▶ DATA UNDER STUDY:

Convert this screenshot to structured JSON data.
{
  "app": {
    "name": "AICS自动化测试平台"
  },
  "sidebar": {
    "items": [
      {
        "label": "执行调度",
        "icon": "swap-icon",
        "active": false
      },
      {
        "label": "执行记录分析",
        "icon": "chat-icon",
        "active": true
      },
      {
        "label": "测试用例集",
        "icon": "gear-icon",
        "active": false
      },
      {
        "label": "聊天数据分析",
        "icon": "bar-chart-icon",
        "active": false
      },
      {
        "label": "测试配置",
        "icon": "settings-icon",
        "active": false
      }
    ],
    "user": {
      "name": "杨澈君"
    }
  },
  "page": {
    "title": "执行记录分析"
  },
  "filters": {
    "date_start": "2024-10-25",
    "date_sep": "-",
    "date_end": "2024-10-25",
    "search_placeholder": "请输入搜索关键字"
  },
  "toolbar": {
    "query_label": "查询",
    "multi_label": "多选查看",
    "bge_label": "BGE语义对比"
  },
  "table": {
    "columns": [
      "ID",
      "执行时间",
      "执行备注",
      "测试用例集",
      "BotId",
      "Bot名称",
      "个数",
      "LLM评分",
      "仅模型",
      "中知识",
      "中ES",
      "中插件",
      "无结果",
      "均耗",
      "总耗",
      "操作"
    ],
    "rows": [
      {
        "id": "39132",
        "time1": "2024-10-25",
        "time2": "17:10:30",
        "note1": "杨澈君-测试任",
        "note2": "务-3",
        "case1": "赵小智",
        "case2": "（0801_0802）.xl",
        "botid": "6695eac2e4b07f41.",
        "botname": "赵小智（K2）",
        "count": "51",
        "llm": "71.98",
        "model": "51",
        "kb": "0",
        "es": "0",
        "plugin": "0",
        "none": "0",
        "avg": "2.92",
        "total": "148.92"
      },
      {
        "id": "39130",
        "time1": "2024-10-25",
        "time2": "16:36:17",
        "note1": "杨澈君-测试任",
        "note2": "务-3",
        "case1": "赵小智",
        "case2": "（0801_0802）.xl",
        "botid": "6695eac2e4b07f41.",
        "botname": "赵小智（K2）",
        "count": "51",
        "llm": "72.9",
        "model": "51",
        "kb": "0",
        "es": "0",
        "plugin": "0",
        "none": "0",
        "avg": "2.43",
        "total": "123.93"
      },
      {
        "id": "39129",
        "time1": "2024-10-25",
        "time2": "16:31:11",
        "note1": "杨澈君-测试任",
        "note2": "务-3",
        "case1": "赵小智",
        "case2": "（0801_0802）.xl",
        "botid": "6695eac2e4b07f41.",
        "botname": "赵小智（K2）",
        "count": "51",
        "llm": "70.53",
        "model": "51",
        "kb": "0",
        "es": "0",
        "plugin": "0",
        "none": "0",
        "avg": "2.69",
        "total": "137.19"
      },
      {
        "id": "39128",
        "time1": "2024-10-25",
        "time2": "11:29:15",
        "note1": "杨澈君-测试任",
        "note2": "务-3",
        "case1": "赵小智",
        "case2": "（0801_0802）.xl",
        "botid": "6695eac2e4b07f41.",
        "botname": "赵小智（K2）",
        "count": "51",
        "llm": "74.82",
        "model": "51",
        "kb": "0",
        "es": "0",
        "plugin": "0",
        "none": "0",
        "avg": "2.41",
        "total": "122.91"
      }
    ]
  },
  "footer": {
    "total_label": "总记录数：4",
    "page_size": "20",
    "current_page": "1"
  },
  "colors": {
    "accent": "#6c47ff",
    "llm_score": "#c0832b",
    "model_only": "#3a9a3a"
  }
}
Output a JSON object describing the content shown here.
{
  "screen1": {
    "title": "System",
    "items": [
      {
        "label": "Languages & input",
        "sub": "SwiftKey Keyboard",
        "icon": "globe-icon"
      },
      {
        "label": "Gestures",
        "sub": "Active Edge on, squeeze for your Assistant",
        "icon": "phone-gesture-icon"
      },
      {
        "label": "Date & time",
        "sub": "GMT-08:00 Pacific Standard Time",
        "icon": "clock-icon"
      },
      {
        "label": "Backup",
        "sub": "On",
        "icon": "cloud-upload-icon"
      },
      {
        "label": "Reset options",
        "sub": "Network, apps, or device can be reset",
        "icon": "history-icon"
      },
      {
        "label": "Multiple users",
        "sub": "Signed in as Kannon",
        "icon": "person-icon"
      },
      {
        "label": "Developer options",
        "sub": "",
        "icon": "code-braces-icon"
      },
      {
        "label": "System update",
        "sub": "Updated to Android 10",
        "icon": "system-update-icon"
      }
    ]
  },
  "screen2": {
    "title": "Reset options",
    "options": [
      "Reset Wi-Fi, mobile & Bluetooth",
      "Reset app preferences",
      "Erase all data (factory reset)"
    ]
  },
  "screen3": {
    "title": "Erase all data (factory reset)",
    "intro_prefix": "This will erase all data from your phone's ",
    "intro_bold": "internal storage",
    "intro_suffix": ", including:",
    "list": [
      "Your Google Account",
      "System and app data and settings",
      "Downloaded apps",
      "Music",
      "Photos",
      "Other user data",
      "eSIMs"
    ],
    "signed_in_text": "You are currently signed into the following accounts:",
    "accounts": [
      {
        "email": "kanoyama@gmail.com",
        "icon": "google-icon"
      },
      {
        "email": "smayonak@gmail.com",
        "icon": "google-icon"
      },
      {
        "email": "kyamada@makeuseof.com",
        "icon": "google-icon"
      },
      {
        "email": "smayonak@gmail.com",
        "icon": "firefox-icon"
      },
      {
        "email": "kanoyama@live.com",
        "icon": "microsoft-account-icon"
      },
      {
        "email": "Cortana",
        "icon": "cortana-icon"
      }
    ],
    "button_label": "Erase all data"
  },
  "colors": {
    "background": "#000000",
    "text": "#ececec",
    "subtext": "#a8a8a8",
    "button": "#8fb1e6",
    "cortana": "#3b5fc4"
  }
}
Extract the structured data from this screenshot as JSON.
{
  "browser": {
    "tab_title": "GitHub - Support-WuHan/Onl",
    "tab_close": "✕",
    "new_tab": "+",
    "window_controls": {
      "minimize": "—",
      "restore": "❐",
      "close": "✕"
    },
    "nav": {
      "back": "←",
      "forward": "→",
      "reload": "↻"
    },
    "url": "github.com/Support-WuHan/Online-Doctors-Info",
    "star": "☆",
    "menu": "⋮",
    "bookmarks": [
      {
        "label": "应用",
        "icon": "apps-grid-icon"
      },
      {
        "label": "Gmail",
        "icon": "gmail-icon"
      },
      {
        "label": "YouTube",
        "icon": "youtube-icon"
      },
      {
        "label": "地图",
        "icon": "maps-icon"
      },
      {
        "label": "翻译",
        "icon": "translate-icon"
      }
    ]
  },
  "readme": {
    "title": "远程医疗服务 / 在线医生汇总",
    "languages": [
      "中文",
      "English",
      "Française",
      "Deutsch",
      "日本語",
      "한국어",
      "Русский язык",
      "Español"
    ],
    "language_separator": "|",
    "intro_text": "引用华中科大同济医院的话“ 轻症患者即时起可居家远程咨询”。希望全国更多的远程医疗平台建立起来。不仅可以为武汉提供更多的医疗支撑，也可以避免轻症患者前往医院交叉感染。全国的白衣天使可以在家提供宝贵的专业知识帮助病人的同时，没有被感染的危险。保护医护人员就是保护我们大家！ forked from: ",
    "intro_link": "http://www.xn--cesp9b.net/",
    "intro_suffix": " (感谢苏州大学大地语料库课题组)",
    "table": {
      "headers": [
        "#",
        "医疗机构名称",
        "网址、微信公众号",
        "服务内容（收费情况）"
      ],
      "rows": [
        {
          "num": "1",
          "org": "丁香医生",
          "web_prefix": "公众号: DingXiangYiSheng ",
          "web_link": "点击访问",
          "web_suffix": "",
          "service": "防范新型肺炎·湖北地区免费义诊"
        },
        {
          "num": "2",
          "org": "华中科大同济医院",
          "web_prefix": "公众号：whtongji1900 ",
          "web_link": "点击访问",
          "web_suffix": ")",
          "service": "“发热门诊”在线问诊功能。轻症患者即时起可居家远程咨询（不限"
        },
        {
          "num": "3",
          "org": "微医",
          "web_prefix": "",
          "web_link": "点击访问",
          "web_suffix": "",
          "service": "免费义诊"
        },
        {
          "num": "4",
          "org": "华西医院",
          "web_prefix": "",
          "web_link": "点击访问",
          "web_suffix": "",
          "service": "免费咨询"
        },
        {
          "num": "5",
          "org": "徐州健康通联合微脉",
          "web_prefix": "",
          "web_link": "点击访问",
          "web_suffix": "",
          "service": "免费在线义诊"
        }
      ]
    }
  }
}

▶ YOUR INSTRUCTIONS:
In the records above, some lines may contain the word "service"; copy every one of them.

▶ EXERCISE RESULT:
          "service": "防范新型肺炎·湖北地区免费义诊"
          "service": "“发热门诊”在线问诊功能。轻症患者即时起可居家远程咨询（不限"
          "service": "免费义诊"
          "service": "免费咨询"
          "service": "免费在线义诊"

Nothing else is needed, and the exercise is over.